→ **Instructions for the task**: Whenever a line in the entries below includes the string "недавно", count that line. Report the total alone.

━━ Dataset entries ━━

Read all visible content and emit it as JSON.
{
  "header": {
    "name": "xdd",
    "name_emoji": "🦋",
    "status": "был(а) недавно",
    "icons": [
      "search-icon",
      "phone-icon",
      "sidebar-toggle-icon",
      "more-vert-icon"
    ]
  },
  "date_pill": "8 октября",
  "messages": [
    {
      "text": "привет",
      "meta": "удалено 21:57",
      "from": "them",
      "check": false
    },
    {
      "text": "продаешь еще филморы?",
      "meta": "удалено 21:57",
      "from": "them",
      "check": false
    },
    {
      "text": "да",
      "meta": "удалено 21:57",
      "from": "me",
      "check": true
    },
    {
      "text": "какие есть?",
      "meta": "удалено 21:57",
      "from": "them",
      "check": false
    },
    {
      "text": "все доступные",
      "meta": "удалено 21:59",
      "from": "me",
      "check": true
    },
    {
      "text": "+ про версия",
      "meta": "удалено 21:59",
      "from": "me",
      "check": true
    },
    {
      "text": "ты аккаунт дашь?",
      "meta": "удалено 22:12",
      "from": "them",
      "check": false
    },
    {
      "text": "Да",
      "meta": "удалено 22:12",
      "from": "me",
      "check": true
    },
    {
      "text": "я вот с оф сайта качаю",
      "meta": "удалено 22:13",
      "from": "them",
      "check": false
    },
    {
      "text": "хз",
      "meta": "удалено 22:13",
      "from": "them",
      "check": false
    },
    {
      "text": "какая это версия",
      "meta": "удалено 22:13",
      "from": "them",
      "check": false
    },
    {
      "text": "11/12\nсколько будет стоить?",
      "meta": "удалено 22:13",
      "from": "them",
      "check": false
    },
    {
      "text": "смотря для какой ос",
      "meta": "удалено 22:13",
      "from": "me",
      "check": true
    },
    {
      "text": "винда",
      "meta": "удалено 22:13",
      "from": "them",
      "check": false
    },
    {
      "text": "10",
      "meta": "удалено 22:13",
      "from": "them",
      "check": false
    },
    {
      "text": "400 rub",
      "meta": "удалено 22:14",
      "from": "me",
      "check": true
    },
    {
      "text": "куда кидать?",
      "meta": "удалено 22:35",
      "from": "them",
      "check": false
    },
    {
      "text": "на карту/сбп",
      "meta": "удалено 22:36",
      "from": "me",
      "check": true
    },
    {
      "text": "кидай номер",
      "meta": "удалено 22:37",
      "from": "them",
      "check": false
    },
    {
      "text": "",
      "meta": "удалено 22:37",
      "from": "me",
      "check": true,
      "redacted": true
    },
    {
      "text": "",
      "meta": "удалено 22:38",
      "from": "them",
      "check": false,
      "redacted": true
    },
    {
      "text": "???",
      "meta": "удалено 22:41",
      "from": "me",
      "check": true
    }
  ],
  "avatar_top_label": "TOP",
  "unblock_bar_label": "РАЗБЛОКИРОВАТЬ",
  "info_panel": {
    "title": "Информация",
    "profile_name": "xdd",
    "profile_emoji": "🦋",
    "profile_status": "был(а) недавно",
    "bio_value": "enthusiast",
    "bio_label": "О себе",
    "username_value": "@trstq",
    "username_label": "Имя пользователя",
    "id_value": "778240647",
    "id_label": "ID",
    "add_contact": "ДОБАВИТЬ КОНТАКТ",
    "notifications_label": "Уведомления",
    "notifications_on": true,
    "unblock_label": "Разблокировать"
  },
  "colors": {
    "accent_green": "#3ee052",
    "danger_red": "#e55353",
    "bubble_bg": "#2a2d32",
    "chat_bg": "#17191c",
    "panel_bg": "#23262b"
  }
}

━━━

→ **Reply to the task**: 2